B vitamins - Found in bananas, leafy greens, nuts, seeds, meat, fish and dairy products, these are essential for mitochondrial function (energy production).
Vitamin C - The largest store of vitamin C lies in the adrenal glands. Keep these healthy by eating plenty of vitamin C rich foods such as kiwi fruit, tomatoes, capsicum, citrus fruit, leafy greens and broccoli.
Magnesium - A portion of magnesium can come from fruits and vegetables (leafy greens, avocado, banana) however, it is also found in other food groups such as nuts and seeds, legumes and wholegrains. Magnesium is needed for almost every body system to function. It’s a natural anti-anxiolytic and can help reduce muscular cramps, tension as well as modulate hormone and energy production.
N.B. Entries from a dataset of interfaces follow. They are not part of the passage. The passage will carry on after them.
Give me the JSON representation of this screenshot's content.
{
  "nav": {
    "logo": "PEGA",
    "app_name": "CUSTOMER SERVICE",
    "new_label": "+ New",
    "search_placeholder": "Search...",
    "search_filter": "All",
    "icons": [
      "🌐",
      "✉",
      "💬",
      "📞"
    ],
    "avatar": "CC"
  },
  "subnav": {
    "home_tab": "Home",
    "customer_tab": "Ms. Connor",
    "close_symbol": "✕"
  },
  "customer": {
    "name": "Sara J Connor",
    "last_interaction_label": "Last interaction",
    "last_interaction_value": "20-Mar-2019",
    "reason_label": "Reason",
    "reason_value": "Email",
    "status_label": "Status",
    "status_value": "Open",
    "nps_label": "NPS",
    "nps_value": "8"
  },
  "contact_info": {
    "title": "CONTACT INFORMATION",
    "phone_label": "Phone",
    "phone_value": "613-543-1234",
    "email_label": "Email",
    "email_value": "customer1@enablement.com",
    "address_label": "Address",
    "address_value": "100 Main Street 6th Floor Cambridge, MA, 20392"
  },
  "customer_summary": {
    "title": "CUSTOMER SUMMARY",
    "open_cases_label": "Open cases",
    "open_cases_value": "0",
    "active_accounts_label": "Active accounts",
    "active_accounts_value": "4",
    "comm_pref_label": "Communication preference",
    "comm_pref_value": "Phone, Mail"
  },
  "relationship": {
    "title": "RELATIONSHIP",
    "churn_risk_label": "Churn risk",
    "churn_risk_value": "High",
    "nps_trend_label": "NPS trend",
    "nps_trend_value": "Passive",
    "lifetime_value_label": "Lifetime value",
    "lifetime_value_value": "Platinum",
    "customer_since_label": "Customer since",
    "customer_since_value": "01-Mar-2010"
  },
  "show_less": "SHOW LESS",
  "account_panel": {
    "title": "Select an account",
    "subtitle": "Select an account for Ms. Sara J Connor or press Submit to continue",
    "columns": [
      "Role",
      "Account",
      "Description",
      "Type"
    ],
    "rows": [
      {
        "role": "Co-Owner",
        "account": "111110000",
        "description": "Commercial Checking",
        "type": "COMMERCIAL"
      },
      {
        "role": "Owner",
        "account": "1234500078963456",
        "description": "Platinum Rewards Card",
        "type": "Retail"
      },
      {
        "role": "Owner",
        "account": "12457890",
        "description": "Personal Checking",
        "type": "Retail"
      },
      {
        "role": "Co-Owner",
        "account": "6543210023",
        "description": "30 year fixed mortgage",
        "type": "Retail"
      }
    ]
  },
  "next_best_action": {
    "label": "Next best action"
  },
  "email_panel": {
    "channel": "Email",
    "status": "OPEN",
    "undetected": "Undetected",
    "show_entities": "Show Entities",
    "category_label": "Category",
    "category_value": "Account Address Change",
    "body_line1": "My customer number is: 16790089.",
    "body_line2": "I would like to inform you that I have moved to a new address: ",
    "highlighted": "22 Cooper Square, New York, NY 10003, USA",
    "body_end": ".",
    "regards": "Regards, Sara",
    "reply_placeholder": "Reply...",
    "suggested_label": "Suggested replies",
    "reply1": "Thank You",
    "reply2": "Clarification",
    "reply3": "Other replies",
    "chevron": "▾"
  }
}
Carbohydrates are thought to increase the amount of serotonin in your brain, which has a calming effect. Eating whole, unprocessed carbohydrates is critical for blood sugar regulation and hormonal function. Blood sugar dysregulation caused by eating highly refined carbohydrates and simple sugars can lead to inflammation in the body and throw out metabolic processes. Reach for whole grains such as oats, brown rice and rye.
Essential Fatty Acids (EFAs)
Essential fatty acids (Omega 3 and 6) are vital nutrients, which help the body to function effectively - particularly the brain through lowering the release of glucocorticoids (stress hormones). A diet rich in essential fatty acids is proven to Include a balance of essential fatty acids in. Essential fats are found in abundance in oily fish, quality oils and nuts and seeds.
Proteins are the basis for every structural element to our body. They are crucial for neurotransmitter (the brain’s chemical messengers) synthesis and needed for healthy brain function. Protein also works to stabilize blood glucose levels, keep mood consistent throughout the day and to support energy production. Include a source of protein with each meal such as lean meats, chicken, eggs, dairy products, legumes and nuts and seeds.
Foods to Avoid:
The immediate effect of alcohol may be calming to some, however, as alcohol is processed by your body, it worsens anxiety by altering levels of serotonin and other neurotransmitters in the brain.
Avoid caffeinated beverages (eg. coffee black tea, energy drinks, pre-workouts). Caffeine increases cortisol (our stress hormone) further exacerbating symptoms of anxiety. Try Matcha Green tea, although it contains a high amount of caffeine it also contains a high amount of L-Theanine. L- Theanine is an amino acid and inhibits any possible side-effects from caffeine.
How can a nutritionist help with stress and diet?
Seeing a clinical nutritionist is highly beneficial if you want to make long-term positive changes to your diet and manage stress. A nutritionist will provide an individualised treatment plan and ongoing support to address your needs and goals. A holistic assessment will be conducted to identify any underlying imbalances (nutrient excesses/ deficiencies), other contributing factors to your stress and medical history. Pathology will be analysed to further establish the best treatment for your state. From here, you will be given a highly detailed and individualised nutrition plan to follow and bring your body back into a state of balance. You will also be given tools to use within your every day life (exercise and mindfulness exercises) to create a holistic and long term plan to manage your stress response.